4 Steps To Help Clients Apply For Tax-Exempt Status

Tax professional in an office discussing non-profit status with a client.

So, your client is starting a nonprofit organization, maybe a local community orchestra, or perhaps a program that provides low-income children with school supplies. What your client may not know is that the mere act of establishing a nonprofit and applying for an EIN does not automatically grant the organization tax-exempt status. Ensure your nonprofit client enjoys all the benefits of tax-exempt status by making sure they check all four of these boxes: 

Incorporate the nonprofit  

Every nonprofit organization must incorporate in the entity’s home state in order to apply for tax-exempt status. Your client will likely need to create and file Articles of Incorporation in their state.  

Your client’s Articles of Incorporation define exactly what their nonprofit does and helps the IRS determine if the organization’s activities qualify as tax-exempt. The Small Business Administration offers a tool to search for incorporation requirements by state. 

Apply for an EIN 

Any nonprofit seeking tax-exempt status also needs to obtain an EIN, even if the organization has no employees. Formally known as an Employer Identification Number, your client’s EIN allows the U.S. government to identify a business or nonprofit entity for tax reporting purposes. To apply for an EIN, your client will need to file Form SS-4. Your client can also fill out and submit the form using the IRS EIN Assistant.  

File Form 1023 to apply for 501(c)(3) status 

Once your nonprofit client has an EIN, they must need to file Form 1023 in order to apply for tax-exempt status under Section 501(c)(3) of the Internal Revenue Code. The IRS uses Form 1023 to determine if an organization qualifies for exemption from federal income taxation. This tax form may take several days to complete and requires substantial documentation from the nonprofit, such as Articles of Incorporation and nonprofit bylaws.  

It can take up to a year for the IRS to review Form 1023 and determine if your client qualifies for tax exemption. Smaller nonprofits may be able to file Form 1023-EZ instead.  

Pay filing fees 

Applying for tax-exempt status will also require payment of filing fees to submit Form 1023 or Form 1023-EZ. Nonprofits filing Form 1023 must have to pay the IRS a filing fee of $600. Those filing the shorter Form 1023-EZ only have to pay $275.  

Tax-exempt status FAQs:  

What does tax-exempt status mean? 

Tax-exempt status is a designation the IRS gives certain organizations or individuals who are not required to pay federal income taxes, property taxes, and sales taxes. Most organizations with tax-exempt status are charitable, religious, or educational nonprofits. However, tax-exempt status only extends so far – a nonprofit with employees, for example, must still pay payroll taxes.  

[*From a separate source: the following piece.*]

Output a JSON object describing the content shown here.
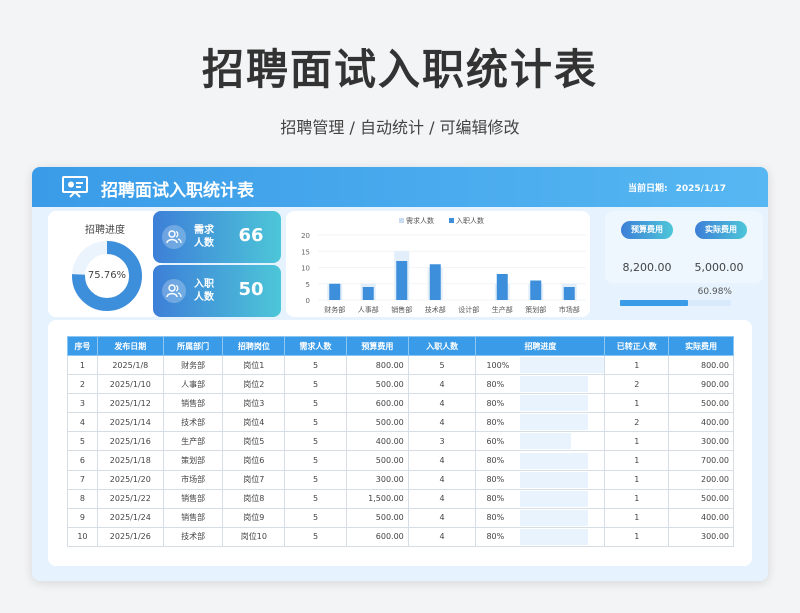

Who qualifies for tax-exempt status? 

Organizations involved in activities for public or community benefit rather than making a profit will generally qualify for tax exemption. Examples of organizations that may qualify for tax exemption include nonprofits like social welfare organizations or charitable entities; churches and religious groups; civic organizations; and secondary schools and colleges.  

What are the benefits of tax-exempt status? 

The benefits of tax-exempt status are substantial and well worth the time and money spent to apply: 

  • Exemption from federal and state income taxes 
  • Ability to accept tax-deductible donations 
  • Potential for sales and property tax exemptions at the state and local levels 
  • U.S. Postal Service discounts 
  • Access to exclusive grant opportunities and public funds earmarked for 501(c)(3) organizations 

With so many money-saving benefits to gaining tax-exempt status, it’s critical for nonprofits to take the time to collect requisite documentation to ensure a successful application for that 501(c)(3) designation. TaxSlayer Pro provides you with resources to help you support your clients as they navigate applying for tax-exempt status and other key aspects of the Internal Revenue Code.